* **Exercise requirements**:
Only a number is wanted here: the count of lines in the entries below that include the word "months".

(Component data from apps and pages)
== Segment start ==
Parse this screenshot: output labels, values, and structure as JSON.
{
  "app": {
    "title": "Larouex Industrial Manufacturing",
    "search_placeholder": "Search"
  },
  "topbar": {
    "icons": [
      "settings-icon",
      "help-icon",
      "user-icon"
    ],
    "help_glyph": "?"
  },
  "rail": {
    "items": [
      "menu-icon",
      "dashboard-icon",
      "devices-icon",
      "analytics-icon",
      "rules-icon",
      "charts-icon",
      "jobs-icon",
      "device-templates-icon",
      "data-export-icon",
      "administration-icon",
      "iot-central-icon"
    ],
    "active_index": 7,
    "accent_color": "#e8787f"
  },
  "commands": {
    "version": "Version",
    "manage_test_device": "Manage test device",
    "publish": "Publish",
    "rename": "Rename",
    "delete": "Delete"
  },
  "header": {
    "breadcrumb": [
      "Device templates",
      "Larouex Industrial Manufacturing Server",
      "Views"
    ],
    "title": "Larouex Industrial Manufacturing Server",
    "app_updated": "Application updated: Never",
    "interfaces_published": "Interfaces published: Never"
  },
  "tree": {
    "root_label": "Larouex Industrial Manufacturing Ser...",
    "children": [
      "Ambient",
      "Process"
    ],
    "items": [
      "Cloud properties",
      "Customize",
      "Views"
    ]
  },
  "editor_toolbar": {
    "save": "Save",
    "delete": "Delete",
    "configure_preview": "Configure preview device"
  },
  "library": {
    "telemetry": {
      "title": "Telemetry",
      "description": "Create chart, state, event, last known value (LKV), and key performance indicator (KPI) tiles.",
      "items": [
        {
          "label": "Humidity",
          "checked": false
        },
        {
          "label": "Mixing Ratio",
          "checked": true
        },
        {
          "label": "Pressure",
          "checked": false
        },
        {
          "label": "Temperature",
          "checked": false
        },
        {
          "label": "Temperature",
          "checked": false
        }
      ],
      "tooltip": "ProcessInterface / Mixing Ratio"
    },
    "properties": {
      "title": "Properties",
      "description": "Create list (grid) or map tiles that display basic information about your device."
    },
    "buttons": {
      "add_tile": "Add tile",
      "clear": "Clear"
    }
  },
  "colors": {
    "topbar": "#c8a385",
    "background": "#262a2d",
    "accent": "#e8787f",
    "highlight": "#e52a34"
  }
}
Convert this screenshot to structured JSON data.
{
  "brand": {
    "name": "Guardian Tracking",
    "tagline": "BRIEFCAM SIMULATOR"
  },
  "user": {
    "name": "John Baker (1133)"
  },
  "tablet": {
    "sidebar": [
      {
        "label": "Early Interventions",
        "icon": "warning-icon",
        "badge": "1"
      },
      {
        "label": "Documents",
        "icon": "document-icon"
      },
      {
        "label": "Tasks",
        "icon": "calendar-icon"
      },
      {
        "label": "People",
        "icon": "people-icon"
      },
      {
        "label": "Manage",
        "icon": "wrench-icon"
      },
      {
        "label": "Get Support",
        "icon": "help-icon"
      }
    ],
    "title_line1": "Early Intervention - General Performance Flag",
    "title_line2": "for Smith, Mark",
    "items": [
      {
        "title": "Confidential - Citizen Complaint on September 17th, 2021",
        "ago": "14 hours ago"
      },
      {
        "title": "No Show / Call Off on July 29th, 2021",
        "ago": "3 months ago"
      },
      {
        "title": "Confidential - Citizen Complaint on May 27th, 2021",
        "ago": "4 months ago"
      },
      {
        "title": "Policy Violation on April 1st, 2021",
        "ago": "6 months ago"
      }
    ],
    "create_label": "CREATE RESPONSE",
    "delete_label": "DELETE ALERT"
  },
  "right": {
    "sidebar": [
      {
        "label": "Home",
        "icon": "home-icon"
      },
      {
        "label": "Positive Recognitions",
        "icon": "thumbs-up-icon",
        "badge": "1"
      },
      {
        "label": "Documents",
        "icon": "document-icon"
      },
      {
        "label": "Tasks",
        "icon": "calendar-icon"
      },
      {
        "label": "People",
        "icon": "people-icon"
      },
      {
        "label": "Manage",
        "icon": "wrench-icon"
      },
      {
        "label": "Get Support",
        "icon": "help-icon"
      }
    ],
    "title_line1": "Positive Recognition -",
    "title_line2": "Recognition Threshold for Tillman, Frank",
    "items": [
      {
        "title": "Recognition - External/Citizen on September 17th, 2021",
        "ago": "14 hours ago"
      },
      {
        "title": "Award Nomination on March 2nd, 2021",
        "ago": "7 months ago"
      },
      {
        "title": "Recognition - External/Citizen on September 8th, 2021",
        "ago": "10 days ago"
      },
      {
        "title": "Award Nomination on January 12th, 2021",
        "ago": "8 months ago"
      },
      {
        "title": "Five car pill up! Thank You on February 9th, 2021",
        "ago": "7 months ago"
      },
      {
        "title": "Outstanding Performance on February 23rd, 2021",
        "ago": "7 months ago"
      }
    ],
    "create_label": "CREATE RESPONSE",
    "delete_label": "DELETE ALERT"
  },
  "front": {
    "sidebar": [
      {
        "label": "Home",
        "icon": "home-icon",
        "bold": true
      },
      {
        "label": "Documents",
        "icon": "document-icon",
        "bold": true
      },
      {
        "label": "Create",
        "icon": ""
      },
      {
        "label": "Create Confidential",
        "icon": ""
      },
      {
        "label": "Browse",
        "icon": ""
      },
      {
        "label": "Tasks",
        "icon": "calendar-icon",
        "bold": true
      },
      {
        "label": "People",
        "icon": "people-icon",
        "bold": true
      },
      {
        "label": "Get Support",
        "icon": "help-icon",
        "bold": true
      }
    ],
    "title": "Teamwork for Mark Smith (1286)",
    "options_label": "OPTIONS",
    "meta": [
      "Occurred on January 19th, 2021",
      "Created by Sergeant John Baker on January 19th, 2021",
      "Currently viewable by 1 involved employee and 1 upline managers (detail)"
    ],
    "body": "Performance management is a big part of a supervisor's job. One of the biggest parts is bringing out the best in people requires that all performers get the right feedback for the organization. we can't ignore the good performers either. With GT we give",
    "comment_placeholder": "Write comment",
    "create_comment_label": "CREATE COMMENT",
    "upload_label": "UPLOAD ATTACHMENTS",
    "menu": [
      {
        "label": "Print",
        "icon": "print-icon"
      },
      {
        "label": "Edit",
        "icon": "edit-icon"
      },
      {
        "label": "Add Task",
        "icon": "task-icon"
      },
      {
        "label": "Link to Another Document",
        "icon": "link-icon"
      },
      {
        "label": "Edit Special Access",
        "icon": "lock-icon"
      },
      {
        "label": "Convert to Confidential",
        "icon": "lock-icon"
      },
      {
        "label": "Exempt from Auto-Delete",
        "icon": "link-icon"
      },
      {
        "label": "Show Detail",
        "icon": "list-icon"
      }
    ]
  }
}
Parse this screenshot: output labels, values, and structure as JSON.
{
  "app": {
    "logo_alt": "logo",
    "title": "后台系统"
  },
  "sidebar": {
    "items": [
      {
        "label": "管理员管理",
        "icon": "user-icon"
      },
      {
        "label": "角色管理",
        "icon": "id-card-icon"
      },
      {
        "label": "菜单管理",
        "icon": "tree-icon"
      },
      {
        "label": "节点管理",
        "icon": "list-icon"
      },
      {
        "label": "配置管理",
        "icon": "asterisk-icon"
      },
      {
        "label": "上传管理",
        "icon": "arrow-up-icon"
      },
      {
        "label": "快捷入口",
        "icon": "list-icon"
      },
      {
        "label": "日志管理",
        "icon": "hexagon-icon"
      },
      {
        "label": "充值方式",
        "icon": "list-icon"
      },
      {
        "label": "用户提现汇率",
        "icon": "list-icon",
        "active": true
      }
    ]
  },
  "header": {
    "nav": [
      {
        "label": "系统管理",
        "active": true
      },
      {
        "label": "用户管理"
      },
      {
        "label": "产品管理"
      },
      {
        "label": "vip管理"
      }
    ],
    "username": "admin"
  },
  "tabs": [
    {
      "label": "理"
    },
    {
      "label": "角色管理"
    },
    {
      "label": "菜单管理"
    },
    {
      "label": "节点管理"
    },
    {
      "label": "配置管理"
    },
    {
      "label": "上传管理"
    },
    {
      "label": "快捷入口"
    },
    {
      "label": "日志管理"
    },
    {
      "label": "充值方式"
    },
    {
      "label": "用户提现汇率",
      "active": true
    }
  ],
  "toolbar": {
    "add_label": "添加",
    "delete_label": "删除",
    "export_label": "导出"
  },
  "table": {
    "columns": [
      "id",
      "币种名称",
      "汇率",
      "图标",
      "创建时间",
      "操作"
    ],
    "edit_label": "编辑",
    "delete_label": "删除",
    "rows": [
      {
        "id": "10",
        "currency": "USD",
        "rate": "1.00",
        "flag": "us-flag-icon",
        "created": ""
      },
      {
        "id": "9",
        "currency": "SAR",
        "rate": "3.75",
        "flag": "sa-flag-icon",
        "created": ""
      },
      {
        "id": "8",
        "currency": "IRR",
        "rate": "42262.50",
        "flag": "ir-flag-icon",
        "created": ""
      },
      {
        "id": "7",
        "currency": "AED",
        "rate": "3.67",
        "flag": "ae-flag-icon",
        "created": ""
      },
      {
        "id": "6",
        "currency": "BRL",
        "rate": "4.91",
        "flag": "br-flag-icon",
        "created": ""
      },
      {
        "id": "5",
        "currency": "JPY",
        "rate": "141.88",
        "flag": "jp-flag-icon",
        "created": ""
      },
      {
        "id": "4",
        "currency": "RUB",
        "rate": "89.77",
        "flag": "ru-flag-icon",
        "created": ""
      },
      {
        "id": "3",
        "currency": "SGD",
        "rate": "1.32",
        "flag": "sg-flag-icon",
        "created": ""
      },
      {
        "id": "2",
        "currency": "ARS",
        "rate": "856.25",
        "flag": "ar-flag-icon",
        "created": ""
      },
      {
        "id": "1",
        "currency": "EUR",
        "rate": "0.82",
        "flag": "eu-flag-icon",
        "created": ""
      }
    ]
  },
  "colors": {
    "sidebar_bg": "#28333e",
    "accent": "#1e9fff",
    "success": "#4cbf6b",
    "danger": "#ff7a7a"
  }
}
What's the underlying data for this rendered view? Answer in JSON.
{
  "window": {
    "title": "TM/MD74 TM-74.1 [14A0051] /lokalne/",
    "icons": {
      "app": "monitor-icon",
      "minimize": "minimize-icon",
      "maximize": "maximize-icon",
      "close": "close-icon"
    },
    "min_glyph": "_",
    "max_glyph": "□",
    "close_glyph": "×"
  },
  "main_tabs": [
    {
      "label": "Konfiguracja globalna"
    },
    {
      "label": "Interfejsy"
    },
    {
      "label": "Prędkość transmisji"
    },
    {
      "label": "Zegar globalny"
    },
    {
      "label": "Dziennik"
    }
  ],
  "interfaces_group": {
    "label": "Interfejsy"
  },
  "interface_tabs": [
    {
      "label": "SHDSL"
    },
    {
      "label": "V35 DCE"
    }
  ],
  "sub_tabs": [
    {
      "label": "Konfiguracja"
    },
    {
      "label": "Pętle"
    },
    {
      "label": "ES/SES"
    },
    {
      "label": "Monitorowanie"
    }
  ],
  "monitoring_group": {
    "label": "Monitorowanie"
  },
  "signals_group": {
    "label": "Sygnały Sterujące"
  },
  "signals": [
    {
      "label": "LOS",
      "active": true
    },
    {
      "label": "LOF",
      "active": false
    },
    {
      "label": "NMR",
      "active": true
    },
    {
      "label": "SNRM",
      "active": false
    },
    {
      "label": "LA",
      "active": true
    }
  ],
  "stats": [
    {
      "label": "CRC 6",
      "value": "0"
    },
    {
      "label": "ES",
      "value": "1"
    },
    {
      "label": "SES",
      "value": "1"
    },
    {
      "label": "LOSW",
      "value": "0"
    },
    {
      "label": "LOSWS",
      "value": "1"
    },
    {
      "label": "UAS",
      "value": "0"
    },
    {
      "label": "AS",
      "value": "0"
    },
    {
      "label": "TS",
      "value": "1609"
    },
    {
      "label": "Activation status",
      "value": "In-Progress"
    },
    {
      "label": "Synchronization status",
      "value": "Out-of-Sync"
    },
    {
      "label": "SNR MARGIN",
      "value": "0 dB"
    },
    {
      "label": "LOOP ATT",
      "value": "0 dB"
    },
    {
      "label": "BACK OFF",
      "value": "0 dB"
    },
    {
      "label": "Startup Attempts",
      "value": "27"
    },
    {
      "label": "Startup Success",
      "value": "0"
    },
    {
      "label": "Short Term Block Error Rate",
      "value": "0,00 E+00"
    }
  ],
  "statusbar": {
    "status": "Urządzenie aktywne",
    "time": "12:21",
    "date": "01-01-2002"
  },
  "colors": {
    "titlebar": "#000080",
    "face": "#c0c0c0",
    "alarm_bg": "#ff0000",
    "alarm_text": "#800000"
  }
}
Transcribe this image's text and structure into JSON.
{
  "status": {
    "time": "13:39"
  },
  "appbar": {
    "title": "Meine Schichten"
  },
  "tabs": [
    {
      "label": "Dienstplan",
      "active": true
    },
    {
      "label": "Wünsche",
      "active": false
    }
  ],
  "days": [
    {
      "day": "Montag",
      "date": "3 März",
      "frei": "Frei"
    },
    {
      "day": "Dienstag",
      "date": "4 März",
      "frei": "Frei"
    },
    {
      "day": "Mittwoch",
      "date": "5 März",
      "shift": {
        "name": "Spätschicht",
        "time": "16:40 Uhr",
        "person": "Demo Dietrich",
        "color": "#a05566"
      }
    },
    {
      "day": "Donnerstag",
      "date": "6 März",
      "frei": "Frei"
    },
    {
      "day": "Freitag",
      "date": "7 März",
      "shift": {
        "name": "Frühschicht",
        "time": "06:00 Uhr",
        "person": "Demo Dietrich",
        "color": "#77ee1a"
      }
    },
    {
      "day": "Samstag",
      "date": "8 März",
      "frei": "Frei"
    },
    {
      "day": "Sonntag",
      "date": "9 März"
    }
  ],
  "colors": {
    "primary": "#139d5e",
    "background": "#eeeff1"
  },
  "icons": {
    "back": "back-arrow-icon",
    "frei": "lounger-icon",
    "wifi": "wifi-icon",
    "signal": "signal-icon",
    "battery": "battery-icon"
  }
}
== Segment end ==
* **Task answer**:
7